**TASK REQUIREMENTS**. Type out each record word for word. Pictures stay out.

**RECORDS**.
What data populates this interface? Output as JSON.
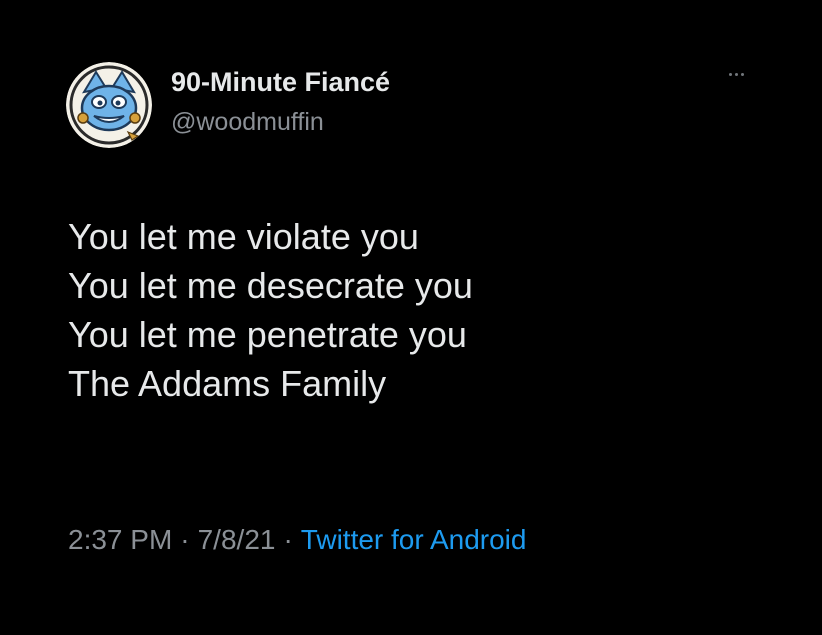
{
  "tweet": {
    "author": {
      "display_name": "90-Minute Fiancé",
      "handle": "@woodmuffin",
      "avatar_icon": "cartoon-character-avatar-icon"
    },
    "more_icon": "more-options-icon",
    "lines": [
      "You let me violate you",
      "You let me desecrate you",
      "You let me penetrate you",
      "The Addams Family"
    ],
    "meta": {
      "time": "2:37 PM",
      "date": "7/8/21",
      "separator": "·",
      "source": "Twitter for Android"
    }
  },
  "colors": {
    "background": "#000000",
    "primary_text": "#e7e9ea",
    "secondary_text": "#8b9096",
    "link": "#1d9bf0"
  }
}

**EXPECTED OUTPUT**.
What data populates this interface? Output as JSON.
{
  "tweet": {
    "author": {
      "display_name": "90-Minute Fiancé",
      "handle": "@woodmuffin",
      "avatar_icon": "cartoon-character-avatar-icon"
    },
    "more_icon": "more-options-icon",
    "lines": [
      "You let me violate you",
      "You let me desecrate you",
      "You let me penetrate you",
      "The Addams Family"
    ],
    "meta": {
      "time": "2:37 PM",
      "date": "7/8/21",
      "separator": "·",
      "source": "Twitter for Android"
    }
  },
  "colors": {
    "background": "#000000",
    "primary_text": "#e7e9ea",
    "secondary_text": "#8b9096",
    "link": "#1d9bf0"
  }
}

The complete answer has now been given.